He'll play regardless of what he does, just like Soriano played for seven years before they finally ditched him.
What can they do? All I can think of is they can keep hiring and firing hitting coaches until they find one who can get him to stop hitting balls with the handle of the bat.
(All those broken bats added to his paycheck is just a bit much.)
Lester will probably be all right.
I think Arrieta might have added too much muscle preparing for that butt-naked ESPN photo shoot. Pitchers are supposed to be loose, not muscled up.
I have basically written off Heyward for this year -- if you are working on major swing changes in late July, you are going to struggle. Hopefully, he can be more productive at the plate next year. It will be interesting to see what they do with him if the Cardinals keep winning and close the gap.
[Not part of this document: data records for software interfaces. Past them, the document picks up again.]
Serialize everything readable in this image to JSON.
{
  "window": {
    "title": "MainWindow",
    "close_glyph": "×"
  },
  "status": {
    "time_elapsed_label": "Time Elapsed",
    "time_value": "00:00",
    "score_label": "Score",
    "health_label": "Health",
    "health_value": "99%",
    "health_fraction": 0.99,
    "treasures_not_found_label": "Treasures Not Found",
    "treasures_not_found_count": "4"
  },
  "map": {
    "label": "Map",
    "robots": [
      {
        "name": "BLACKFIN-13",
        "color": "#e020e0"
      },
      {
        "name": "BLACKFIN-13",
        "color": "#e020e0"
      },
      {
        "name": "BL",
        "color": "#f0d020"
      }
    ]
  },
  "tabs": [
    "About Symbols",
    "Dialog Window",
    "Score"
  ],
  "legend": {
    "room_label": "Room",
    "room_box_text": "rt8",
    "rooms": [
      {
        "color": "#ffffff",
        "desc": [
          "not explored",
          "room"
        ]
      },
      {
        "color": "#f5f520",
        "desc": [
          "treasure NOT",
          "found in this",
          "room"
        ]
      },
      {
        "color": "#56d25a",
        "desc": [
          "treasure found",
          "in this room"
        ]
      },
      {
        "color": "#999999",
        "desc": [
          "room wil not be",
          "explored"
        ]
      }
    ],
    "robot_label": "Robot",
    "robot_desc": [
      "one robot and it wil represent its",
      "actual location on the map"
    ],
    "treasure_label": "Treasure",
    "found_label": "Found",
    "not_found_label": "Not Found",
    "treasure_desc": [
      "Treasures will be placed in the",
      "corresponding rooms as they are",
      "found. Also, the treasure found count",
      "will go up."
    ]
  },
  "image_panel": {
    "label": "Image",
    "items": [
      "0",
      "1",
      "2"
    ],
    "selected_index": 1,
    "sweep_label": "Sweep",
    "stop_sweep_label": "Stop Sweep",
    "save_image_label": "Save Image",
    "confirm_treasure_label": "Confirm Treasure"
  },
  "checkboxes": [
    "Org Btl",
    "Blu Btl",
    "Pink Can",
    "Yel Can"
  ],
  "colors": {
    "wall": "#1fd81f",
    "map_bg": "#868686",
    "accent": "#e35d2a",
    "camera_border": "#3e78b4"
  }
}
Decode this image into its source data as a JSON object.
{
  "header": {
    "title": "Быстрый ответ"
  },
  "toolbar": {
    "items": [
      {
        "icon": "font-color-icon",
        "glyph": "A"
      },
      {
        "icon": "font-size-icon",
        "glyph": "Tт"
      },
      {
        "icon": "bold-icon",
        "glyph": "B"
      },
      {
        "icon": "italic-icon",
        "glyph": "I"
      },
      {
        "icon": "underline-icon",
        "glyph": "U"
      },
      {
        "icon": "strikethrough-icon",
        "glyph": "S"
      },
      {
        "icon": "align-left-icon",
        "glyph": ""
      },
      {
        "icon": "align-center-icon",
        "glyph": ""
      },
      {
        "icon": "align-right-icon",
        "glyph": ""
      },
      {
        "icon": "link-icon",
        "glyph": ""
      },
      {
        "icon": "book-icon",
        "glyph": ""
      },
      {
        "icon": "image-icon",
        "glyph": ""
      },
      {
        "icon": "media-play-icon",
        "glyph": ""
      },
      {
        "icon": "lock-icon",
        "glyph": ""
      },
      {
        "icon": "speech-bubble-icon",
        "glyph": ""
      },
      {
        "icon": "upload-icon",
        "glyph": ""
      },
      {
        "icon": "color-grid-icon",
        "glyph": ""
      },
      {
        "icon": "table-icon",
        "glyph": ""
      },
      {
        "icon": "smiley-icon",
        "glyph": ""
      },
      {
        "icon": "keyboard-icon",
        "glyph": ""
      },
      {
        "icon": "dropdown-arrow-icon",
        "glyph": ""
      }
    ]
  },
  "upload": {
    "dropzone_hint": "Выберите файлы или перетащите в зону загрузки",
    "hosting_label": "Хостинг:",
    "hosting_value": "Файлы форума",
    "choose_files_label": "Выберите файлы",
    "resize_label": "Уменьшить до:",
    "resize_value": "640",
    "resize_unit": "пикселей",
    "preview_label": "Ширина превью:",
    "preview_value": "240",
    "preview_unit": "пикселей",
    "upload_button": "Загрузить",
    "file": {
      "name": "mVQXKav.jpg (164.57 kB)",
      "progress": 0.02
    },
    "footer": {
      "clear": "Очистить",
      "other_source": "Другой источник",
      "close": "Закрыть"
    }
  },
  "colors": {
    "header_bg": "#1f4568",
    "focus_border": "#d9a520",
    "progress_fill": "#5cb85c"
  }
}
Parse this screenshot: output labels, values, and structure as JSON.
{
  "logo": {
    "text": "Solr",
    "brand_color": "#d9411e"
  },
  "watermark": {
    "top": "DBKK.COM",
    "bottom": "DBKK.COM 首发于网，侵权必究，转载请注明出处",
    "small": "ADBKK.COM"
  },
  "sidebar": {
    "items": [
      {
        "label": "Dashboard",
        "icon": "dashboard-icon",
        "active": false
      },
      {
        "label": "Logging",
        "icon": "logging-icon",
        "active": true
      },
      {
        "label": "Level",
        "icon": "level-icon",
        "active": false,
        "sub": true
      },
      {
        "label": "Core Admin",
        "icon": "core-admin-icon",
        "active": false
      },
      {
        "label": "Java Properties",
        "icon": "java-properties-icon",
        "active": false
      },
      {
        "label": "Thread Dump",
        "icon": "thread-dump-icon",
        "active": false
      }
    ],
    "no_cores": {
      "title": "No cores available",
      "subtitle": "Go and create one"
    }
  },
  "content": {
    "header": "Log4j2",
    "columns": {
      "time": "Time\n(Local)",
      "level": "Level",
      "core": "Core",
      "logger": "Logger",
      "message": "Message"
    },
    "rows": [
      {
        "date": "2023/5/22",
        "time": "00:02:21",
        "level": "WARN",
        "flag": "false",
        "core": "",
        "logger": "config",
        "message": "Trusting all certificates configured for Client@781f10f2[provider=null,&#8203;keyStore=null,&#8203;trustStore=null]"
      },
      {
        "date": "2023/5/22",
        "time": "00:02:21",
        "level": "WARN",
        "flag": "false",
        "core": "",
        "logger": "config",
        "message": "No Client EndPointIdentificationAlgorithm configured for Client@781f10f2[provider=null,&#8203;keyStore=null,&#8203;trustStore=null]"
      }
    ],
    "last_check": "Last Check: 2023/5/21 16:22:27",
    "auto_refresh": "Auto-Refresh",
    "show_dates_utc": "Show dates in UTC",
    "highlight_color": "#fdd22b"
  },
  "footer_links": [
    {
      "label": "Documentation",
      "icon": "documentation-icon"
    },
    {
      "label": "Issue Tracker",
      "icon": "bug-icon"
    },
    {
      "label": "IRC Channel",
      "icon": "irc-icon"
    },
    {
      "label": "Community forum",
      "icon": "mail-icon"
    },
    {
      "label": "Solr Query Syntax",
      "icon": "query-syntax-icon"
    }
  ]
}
Heyward is dead last in the NL in slugging and in the bottom 5 in OPS -- yet still has a positive WAR. Hunh.
Has anybody in a Cub uniform ever thrown a ball 103 before?
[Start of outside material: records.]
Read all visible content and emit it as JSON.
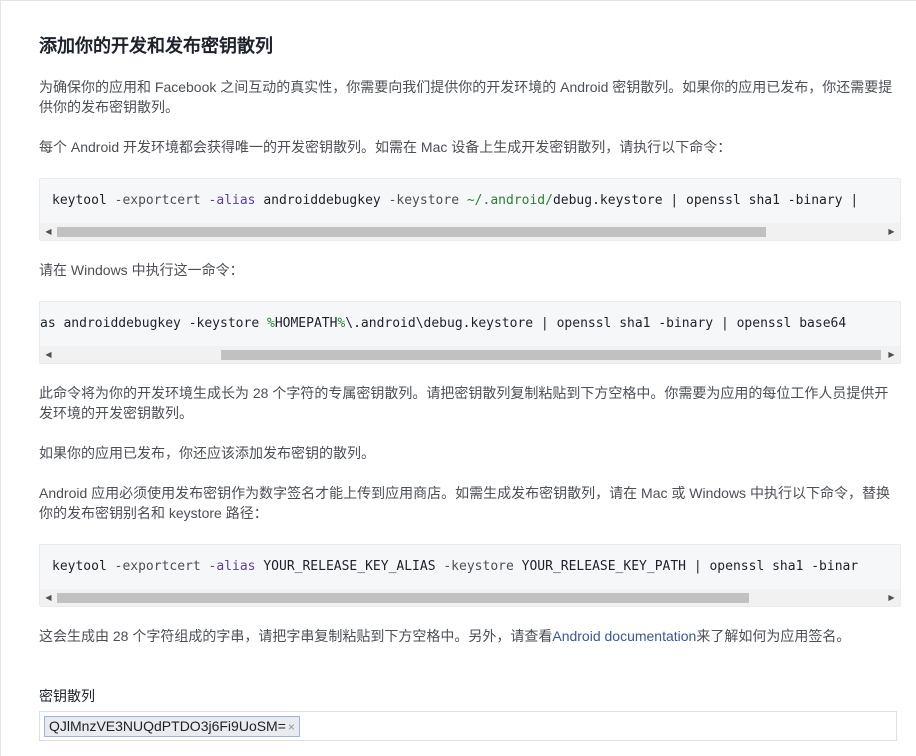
{
  "heading": "添加你的开发和发布密钥散列",
  "intro": "为确保你的应用和 Facebook 之间互动的真实性，你需要向我们提供你的开发环境的 Android 密钥散列。如果你的应用已发布，你还需要提供你的发布密钥散列。",
  "mac_instruction": "每个 Android 开发环境都会获得唯一的开发密钥散列。如需在 Mac 设备上生成开发密钥散列，请执行以下命令：",
  "mac_command": {
    "p1": "keytool ",
    "p2": "-exportcert ",
    "p3": "-alias ",
    "p4": "androiddebugkey ",
    "p5": "-keystore ",
    "p6": "~/.android/",
    "p7": "debug.keystore | openssl sha1 -binary |"
  },
  "windows_instruction": "请在 Windows 中执行这一命令：",
  "windows_command": {
    "p1": "as androiddebugkey -keystore ",
    "p2": "%",
    "p3": "HOMEPATH",
    "p4": "%",
    "p5": "\\.android\\debug.keystore | openssl sha1 -binary | openssl base64"
  },
  "hash_note": "此命令将为你的开发环境生成长为 28 个字符的专属密钥散列。请把密钥散列复制粘贴到下方空格中。你需要为应用的每位工作人员提供开发环境的开发密钥散列。",
  "release_note": "如果你的应用已发布，你还应该添加发布密钥的散列。",
  "release_instruction": "Android 应用必须使用发布密钥作为数字签名才能上传到应用商店。如需生成发布密钥散列，请在 Mac 或 Windows 中执行以下命令，替换你的发布密钥别名和 keystore 路径：",
  "release_command": {
    "p1": "keytool ",
    "p2": "-exportcert ",
    "p3": "-alias ",
    "p4": "YOUR_RELEASE_KEY_ALIAS ",
    "p5": "-keystore ",
    "p6": "YOUR_RELEASE_KEY_PATH | openssl sha1 -binar"
  },
  "outro": {
    "before_link": "这会生成由 28 个字符组成的字串，请把字串复制粘贴到下方空格中。另外，请查看",
    "link": "Android documentation",
    "after_link": "来了解如何为应用签名。"
  },
  "key_hashes": {
    "label": "密钥散列",
    "tokens": [
      "QJlMnzVE3NUQdPTDO3j6Fi9UoSM="
    ],
    "remove_glyph": "×"
  },
  "scroll": {
    "left_arrow": "◀",
    "right_arrow": "▶"
  }
}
He certainly looks better, no doubt, and is a different player than what we saw when he first came up. Full credit to him for changing his approach and saving his career.
But he has zero walks in 35AB since the break, and 10 in 251 AB all year. He does seem to be able to hit some pitches out of the zone, but, a guy with his pop should be drawing more walks. However, it's easy to forget he is still only 23, and probably trying to make an impact to prove he should be an everyday player.
The usual suspects, Molina and Wong. Gyorko drew a walk with two outs, none on. I recall us (particularly Szczur and Bryant) swinging at everything Familia threw.
Yup. Thanks Q
Here it is: https://www.youtube.com/watch?v=WTNekUcY-XM
I for one hope that Sosa comes back soon.
O/B interesting you should mention that. Google ESPN Science Aroldis Chapman and you'll be treated to how his mechanics and delivery are possibly historic. It's the 120% of his body stretch plus the torque. They compare him to the Unit and NRyan.
Amazing how much lower the production gets when Bryant runs into a mini-cold streak. He doesn't stay cold for long. If just one of Zobrist or, gulp, Heyward, gets hot, they oughta have one more really nice winning streak in them. Having a closer that you have absolute confidence in can't hurt.
I hope they hold onto Jimenez. Outfield depth is questionable, especially with McKinney, who struggled this year but still, gone.